WHAT IS REQUIRED:
Filter the listing below, copying every line in which the word "number" appears.

RECORDS PROVIDED:

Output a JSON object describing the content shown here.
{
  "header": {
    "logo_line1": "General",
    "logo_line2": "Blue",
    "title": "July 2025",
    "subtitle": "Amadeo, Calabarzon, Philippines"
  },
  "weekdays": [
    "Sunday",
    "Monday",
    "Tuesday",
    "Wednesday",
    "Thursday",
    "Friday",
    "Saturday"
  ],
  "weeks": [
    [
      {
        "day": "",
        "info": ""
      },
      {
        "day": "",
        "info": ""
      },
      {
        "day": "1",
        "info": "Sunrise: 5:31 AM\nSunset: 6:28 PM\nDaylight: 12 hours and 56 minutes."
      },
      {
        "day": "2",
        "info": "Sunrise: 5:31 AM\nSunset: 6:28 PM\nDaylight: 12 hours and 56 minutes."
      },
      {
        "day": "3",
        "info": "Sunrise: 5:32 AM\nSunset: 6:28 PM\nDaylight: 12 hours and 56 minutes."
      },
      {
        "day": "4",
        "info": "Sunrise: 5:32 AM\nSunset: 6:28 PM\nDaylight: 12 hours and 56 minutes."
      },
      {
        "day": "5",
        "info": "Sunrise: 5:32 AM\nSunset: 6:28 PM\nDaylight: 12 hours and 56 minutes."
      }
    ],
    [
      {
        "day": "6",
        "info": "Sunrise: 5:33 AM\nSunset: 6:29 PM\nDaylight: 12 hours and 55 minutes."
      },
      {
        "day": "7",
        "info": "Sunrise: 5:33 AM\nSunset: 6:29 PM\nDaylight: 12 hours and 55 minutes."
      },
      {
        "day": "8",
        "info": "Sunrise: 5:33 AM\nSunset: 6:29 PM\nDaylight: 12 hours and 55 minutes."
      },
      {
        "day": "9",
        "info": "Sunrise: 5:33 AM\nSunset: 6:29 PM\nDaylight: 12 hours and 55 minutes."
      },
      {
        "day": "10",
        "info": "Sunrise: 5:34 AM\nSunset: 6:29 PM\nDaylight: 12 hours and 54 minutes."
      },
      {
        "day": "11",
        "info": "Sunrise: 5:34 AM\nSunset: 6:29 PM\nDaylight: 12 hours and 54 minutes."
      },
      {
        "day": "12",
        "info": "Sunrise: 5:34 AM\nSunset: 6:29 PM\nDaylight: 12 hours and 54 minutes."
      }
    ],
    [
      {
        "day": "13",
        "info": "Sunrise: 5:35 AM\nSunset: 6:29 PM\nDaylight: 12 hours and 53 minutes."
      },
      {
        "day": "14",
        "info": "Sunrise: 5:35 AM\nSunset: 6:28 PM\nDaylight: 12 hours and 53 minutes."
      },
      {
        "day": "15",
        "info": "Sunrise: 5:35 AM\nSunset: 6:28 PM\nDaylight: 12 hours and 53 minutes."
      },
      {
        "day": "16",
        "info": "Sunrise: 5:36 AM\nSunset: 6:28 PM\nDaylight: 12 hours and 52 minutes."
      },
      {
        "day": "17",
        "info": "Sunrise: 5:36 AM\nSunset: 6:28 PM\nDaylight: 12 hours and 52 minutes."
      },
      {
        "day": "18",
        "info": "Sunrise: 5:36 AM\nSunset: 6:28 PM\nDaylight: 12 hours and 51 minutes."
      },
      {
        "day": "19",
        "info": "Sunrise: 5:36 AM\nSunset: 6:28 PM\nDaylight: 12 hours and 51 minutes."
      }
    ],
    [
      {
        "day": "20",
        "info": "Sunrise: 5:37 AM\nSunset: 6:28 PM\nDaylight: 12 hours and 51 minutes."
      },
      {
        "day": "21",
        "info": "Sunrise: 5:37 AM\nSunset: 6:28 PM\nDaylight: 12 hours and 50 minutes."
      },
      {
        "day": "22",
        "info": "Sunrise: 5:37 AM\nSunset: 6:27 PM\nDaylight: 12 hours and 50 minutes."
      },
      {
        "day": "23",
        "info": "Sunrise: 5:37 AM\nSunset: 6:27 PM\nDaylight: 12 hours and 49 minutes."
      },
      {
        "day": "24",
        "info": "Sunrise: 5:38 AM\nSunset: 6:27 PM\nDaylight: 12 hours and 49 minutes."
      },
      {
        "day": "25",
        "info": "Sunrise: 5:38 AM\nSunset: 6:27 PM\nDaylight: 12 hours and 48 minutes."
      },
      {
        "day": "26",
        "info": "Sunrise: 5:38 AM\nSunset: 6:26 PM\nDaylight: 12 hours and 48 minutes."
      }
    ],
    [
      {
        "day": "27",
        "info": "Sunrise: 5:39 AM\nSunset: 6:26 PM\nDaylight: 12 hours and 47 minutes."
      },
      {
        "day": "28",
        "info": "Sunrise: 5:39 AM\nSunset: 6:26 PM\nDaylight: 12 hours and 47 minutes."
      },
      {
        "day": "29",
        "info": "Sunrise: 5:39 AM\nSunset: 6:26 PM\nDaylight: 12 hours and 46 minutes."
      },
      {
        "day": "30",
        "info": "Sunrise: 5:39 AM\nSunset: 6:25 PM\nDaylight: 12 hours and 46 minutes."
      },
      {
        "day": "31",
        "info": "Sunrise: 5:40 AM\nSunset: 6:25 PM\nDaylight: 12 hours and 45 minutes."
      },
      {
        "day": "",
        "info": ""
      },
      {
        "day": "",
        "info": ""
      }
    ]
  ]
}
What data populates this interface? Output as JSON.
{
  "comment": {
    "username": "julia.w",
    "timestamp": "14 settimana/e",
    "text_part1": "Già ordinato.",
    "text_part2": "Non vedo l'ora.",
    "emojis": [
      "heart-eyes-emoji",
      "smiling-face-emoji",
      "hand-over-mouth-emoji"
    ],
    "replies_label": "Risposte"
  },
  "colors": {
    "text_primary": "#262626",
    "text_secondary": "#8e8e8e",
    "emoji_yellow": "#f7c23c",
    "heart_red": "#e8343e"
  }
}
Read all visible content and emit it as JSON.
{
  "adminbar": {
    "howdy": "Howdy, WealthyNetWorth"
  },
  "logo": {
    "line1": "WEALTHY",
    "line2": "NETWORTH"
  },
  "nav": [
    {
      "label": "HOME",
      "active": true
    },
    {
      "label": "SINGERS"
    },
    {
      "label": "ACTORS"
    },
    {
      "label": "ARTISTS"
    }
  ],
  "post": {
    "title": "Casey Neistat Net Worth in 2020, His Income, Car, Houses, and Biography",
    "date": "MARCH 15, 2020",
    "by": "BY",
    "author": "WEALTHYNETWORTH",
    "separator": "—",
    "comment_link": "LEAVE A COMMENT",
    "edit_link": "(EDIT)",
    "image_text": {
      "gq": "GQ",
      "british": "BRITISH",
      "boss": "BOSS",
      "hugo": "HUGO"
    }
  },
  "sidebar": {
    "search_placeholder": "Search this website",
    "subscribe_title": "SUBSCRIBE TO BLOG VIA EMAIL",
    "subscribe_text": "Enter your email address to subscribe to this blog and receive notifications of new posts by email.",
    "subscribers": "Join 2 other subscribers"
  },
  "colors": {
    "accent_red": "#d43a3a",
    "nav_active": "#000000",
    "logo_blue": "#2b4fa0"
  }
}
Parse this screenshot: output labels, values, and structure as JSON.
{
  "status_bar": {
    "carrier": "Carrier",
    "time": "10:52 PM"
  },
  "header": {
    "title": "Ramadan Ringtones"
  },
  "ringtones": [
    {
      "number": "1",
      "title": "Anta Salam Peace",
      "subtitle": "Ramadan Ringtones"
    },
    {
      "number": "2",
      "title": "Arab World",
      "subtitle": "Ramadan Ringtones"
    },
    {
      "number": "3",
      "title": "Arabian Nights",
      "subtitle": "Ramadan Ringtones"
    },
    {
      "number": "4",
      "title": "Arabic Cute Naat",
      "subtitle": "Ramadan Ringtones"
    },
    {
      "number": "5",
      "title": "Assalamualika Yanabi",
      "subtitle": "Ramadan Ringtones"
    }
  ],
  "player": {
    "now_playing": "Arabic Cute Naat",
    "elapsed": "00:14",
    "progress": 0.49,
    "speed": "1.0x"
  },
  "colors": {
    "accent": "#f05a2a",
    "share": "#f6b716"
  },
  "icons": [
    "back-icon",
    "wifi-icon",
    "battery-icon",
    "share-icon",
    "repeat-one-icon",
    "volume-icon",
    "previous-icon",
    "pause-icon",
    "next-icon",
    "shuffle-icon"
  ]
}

ANSWER BELOW:
      "number": "1",
      "number": "2",
      "number": "3",
      "number": "4",
      "number": "5",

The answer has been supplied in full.